Living in the present
Lent – Week 3 – Clock
We’ve just had a week looking at CHALLENGE. One of the greatest challenges, that was voiced loudly and often during almost all of the video interviews conducted for the Faith at Work course, was the challenge of how to use time – how to fit everything into what seem like increasingly busy lives.
As I write this, many of us are living in a new and possibly scary world of being largely confined to the house, as the world copes with a pandemic. This will greatly affect how we use our time. Many of us will have more time in which to do everything, as a result of so many things we usually do not being able to happen. Others will feel they have much less time, because their work role has got much busier; because they’ve taken on extra helping roles; or because everything now seems to take longer to do. This means that how we manage our time is just as important as ever.
So this week’s course theme and daily reflections are all based around the idea of CLOCK:
- how we use our time,
- how we decide what our priorities about use of time are,
- how we balance work, rest and play,
- how and if we live out the Biblical idea of Sabbath.
These are issues that seem to affect everyone, whether in work or not, whether young or retired, whether active or less so. One of the keys to the use time and gaining an appropriate work-life balance might be to try and make sure that we live in the present….
“Where shall I look for enlightenment?” the disciple asked.
“Here,” the wise one said.
“When will it happen?” the disciple asked.
“It is happening right now,” the wise one answered.
“Then why don’t I experience it?”
“Because you don’t look.”
“What should I look for?”
“Nothing. Just look.”
“Look at what?”
“At anything your eyes light on.”
“But must I look in a special way?”
“No, the ordinary way will do.”
“But don’t I always look the ordinary way?”
“No, you don’t.”

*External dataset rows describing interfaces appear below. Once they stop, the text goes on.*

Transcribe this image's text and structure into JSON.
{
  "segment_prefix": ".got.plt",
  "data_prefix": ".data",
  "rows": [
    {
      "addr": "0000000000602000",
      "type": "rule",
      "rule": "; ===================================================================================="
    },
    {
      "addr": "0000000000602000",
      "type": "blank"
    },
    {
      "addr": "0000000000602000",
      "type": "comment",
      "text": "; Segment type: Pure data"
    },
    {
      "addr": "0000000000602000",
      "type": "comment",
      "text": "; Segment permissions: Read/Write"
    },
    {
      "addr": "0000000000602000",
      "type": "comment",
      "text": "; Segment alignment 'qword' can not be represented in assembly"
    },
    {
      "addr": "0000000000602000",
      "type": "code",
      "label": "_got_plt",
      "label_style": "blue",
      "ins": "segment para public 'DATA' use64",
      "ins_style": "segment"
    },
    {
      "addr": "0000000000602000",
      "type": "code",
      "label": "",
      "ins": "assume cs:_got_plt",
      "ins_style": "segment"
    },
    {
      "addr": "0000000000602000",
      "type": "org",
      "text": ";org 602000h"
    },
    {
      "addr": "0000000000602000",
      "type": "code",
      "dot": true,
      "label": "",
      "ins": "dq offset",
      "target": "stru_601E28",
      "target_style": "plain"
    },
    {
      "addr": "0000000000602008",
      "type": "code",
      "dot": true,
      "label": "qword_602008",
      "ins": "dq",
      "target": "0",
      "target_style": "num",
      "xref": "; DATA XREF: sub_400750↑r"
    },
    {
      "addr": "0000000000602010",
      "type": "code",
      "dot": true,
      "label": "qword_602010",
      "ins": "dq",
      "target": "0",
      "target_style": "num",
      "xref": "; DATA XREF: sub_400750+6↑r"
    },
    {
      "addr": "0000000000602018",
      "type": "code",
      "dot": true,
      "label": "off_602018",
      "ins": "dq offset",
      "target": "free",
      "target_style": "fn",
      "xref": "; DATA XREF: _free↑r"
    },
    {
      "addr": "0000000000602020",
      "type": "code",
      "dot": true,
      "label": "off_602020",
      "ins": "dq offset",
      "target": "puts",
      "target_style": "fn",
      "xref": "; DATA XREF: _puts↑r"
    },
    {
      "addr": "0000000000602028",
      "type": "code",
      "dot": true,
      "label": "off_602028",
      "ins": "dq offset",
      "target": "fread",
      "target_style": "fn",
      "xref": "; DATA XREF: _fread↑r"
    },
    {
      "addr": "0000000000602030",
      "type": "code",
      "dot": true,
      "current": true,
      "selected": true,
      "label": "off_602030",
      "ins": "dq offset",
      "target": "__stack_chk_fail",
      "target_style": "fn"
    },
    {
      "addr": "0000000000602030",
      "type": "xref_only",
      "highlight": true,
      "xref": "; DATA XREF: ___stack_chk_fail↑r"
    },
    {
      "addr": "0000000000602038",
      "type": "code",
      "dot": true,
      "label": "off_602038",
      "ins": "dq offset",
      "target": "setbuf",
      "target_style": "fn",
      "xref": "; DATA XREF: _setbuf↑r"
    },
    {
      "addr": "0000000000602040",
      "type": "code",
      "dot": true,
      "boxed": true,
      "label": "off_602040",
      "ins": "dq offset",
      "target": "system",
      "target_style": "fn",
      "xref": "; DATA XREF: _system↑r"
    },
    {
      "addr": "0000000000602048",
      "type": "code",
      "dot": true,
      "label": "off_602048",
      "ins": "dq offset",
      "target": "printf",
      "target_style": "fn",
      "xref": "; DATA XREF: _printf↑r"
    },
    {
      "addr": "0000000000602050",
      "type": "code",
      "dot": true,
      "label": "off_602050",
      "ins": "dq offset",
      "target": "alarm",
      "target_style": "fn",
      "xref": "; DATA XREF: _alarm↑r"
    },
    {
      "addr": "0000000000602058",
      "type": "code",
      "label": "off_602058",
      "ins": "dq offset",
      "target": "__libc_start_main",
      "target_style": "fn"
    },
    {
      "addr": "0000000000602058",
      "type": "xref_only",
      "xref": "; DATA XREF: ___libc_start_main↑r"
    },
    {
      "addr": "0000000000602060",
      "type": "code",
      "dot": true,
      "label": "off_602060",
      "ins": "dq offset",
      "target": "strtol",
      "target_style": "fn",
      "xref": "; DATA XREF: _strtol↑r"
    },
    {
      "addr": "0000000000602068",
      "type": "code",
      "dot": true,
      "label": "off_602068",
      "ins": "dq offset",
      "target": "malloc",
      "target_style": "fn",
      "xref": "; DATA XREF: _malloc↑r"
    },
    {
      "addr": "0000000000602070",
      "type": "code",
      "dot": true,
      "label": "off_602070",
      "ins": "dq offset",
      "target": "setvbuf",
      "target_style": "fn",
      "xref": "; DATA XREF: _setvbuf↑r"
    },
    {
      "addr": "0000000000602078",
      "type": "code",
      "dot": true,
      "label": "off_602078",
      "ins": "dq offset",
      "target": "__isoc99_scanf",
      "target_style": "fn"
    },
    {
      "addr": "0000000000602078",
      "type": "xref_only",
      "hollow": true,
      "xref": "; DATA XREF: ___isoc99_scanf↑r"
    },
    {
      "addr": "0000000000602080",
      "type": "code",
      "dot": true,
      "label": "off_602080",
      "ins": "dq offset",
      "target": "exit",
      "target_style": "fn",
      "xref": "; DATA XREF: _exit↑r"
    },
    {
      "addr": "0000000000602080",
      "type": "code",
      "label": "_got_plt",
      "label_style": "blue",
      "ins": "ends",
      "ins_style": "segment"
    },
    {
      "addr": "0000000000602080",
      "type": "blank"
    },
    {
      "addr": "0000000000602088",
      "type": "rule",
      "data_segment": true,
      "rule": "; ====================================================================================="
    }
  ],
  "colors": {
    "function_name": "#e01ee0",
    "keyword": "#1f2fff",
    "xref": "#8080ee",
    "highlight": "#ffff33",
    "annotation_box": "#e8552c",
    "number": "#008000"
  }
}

“But why ever not?”
“Because to look, you must be here. And you are mostly somewhere else.”
[Source: ‘There is a Season’ by Joan Chittister, (Orbis Books, 1999)]